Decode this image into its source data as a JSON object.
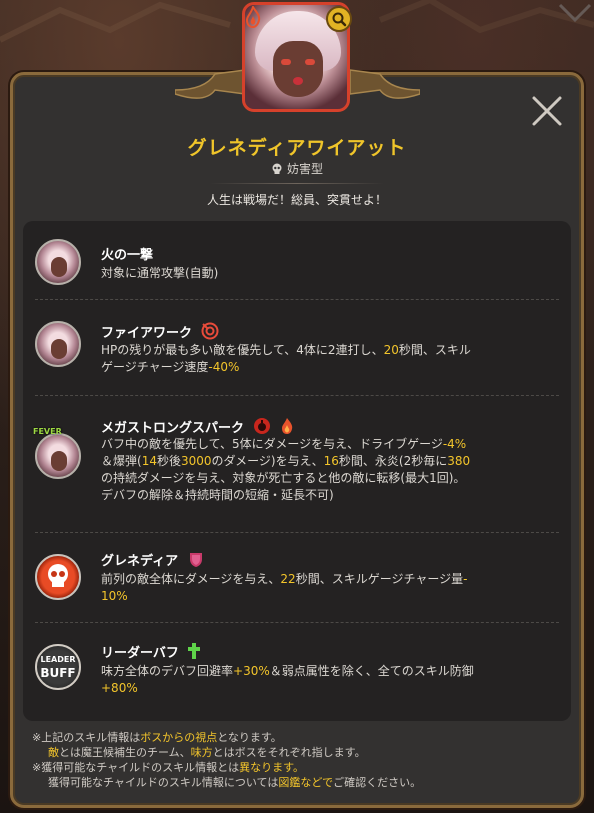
{
  "character": {
    "name": "グレネディアワイアット",
    "role": "妨害型",
    "tagline": "人生は戦場だ！総員、突貫せよ！"
  },
  "skills": [
    {
      "name": "火の一撃",
      "desc_lines": [
        "対象に通常攻撃(自動)"
      ],
      "icon": "character-portrait-icon"
    },
    {
      "name": "ファイアワーク",
      "badge": "target-debuff-icon",
      "desc_parts": [
        {
          "t": "HPの残りが最も多い敵を優先して、4体に2連打し、"
        },
        {
          "t": "20",
          "hl": true
        },
        {
          "t": "秒間、スキル"
        },
        {
          "br": true
        },
        {
          "t": "ゲージチャージ速度"
        },
        {
          "t": "-40%",
          "hl": true
        }
      ],
      "icon": "character-portrait-icon"
    },
    {
      "name": "メガストロングスパーク",
      "badges": [
        "bomb-debuff-icon",
        "fire-debuff-icon"
      ],
      "icon_label": "FEVER",
      "desc_parts": [
        {
          "t": "バフ中の敵を優先して、5体にダメージを与え、ドライブゲージ"
        },
        {
          "t": "-4%",
          "hl": true
        },
        {
          "br": true
        },
        {
          "t": "＆爆弾("
        },
        {
          "t": "14",
          "hl": true
        },
        {
          "t": "秒後"
        },
        {
          "t": "3000",
          "hl": true
        },
        {
          "t": "のダメージ)を与え、"
        },
        {
          "t": "16",
          "hl": true
        },
        {
          "t": "秒間、永炎(2秒毎に"
        },
        {
          "t": "380",
          "hl": true
        },
        {
          "br": true
        },
        {
          "t": "の持続ダメージを与え、対象が死亡すると他の敵に転移(最大1回)。"
        },
        {
          "br": true
        },
        {
          "t": "デバフの解除＆持続時間の短縮・延長不可)"
        }
      ],
      "icon": "character-portrait-icon"
    },
    {
      "name": "グレネディア",
      "badge": "shield-debuff-icon",
      "desc_parts": [
        {
          "t": "前列の敵全体にダメージを与え、"
        },
        {
          "t": "22",
          "hl": true
        },
        {
          "t": "秒間、スキルゲージチャージ量"
        },
        {
          "t": "-",
          "hl": true
        },
        {
          "br": true
        },
        {
          "t": "10%",
          "hl": true
        }
      ],
      "icon": "skull-icon"
    },
    {
      "name": "リーダーバフ",
      "badge": "green-cross-icon",
      "icon_label_top": "LEADER",
      "icon_label_bottom": "BUFF",
      "desc_parts": [
        {
          "t": "味方全体のデバフ回避率"
        },
        {
          "t": "+30%",
          "hl": true
        },
        {
          "t": "＆弱点属性を除く、全てのスキル防御"
        },
        {
          "br": true
        },
        {
          "t": "+80%",
          "hl": true
        }
      ],
      "icon": "leader-buff-icon"
    }
  ],
  "notes": {
    "line1_a": "※上記のスキル情報は",
    "line1_b": "ボスからの視点",
    "line1_c": "となります。",
    "line2_a": "敵",
    "line2_b": "とは魔王候補生のチーム、",
    "line2_c": "味方",
    "line2_d": "とはボスをそれぞれ指します。",
    "line3_a": "※獲得可能なチャイルドのスキル情報とは",
    "line3_b": "異なります。",
    "line4_a": "獲得可能なチャイルドのスキル情報については",
    "line4_b": "図鑑などで",
    "line4_c": "ご確認ください。"
  },
  "colors": {
    "accent": "#f3c52b",
    "title": "#f0c52a",
    "panel_border": "#8a6a3c",
    "portrait_border": "#d6412b"
  }
}
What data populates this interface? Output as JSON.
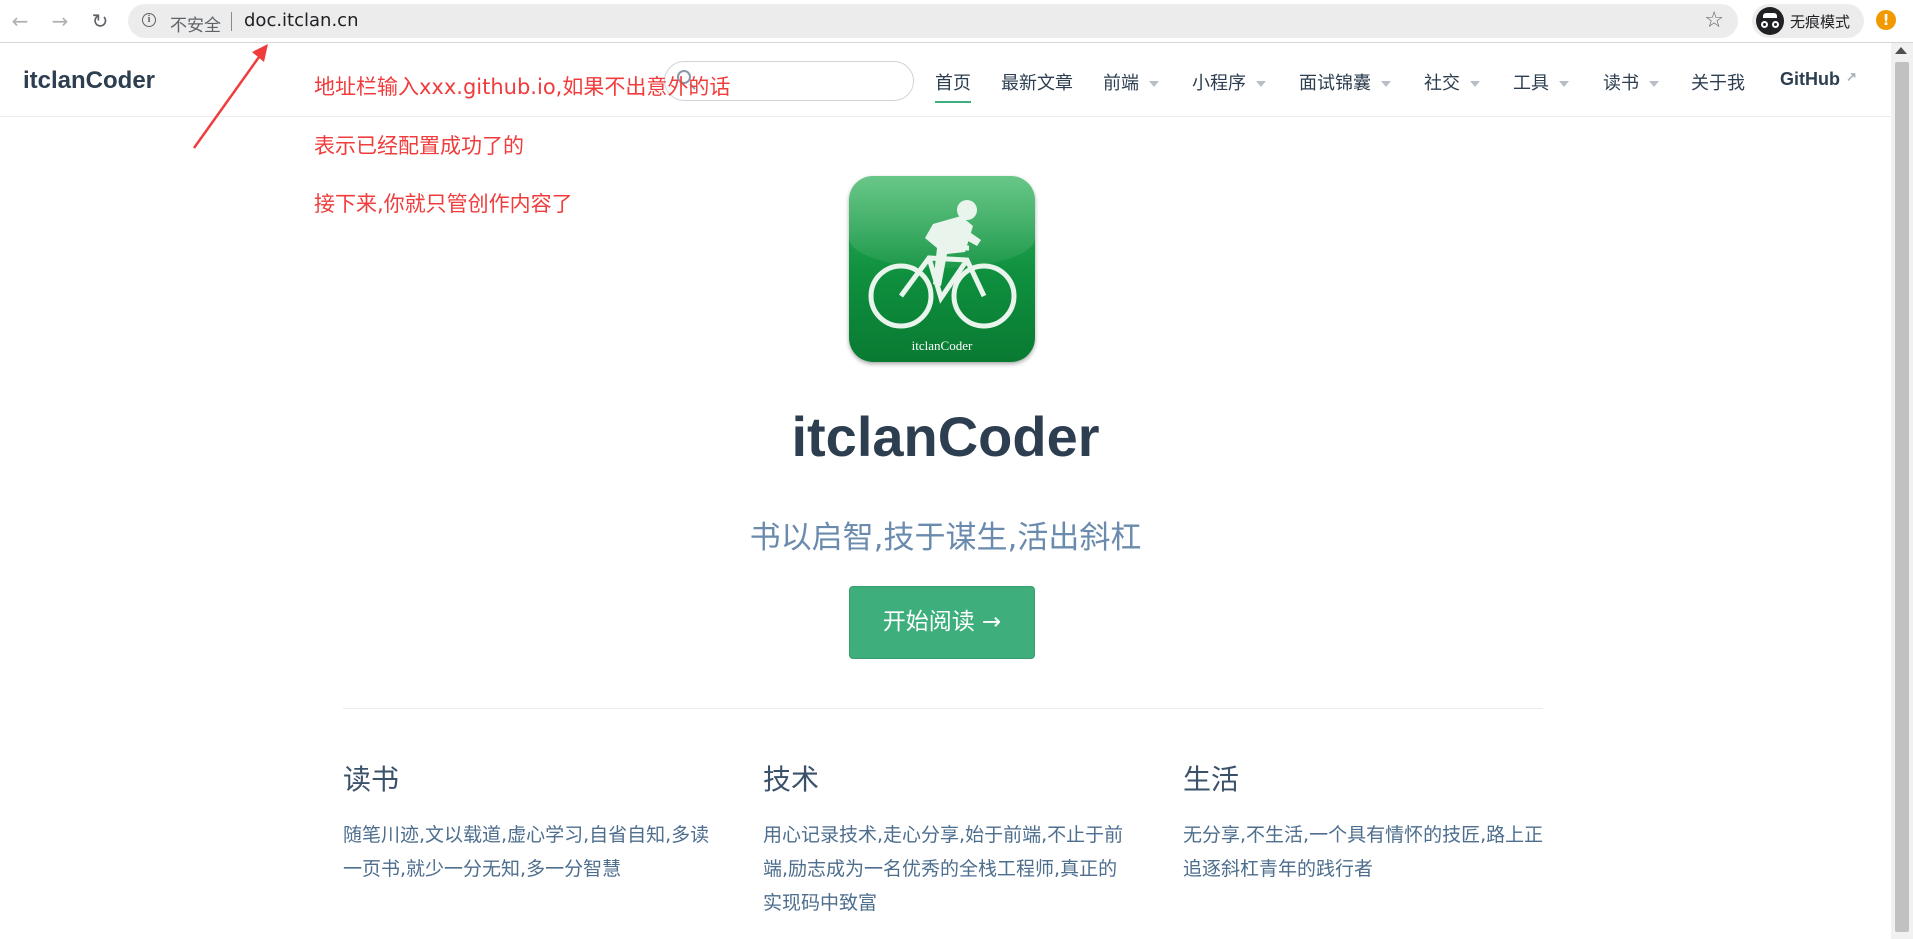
{
  "browser": {
    "back_icon": "arrow-left-icon",
    "forward_icon": "arrow-right-icon",
    "reload_icon": "reload-icon",
    "security_label": "不安全",
    "url": "doc.itclan.cn",
    "incognito_label": "无痕模式",
    "alert_glyph": "!"
  },
  "navbar": {
    "site_name": "itclanCoder",
    "search_placeholder": "",
    "items": [
      {
        "label": "首页",
        "active": true
      },
      {
        "label": "最新文章"
      },
      {
        "label": "前端",
        "dropdown": true
      },
      {
        "label": "小程序",
        "dropdown": true
      },
      {
        "label": "面试锦囊",
        "dropdown": true
      },
      {
        "label": "社交",
        "dropdown": true
      },
      {
        "label": "工具",
        "dropdown": true
      },
      {
        "label": "读书",
        "dropdown": true
      },
      {
        "label": "关于我"
      },
      {
        "label": "GitHub",
        "external": true
      }
    ],
    "accent_color": "#3eaf7c"
  },
  "annotations": {
    "line1": "地址栏输入xxx.github.io,如果不出意外的话",
    "line2": "表示已经配置成功了的",
    "line3": "接下来,你就只管创作内容了",
    "color": "#f03c3c"
  },
  "hero": {
    "logo_text": "itclanCoder",
    "title": "itclanCoder",
    "description": "书以启智,技于谋生,活出斜杠",
    "action_label": "开始阅读 →"
  },
  "features": [
    {
      "title": "读书",
      "details": "随笔川迹,文以载道,虚心学习,自省自知,多读一页书,就少一分无知,多一分智慧"
    },
    {
      "title": "技术",
      "details": "用心记录技术,走心分享,始于前端,不止于前端,励志成为一名优秀的全栈工程师,真正的实现码中致富"
    },
    {
      "title": "生活",
      "details": "无分享,不生活,一个具有情怀的技匠,路上正追逐斜杠青年的践行者"
    }
  ]
}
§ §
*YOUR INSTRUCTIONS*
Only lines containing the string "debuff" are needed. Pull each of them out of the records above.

*WRITTEN RESPONSE*
      "badge": "target-debuff-icon",
        "bomb-debuff-icon",
        "fire-debuff-icon"
      "badge": "shield-debuff-icon",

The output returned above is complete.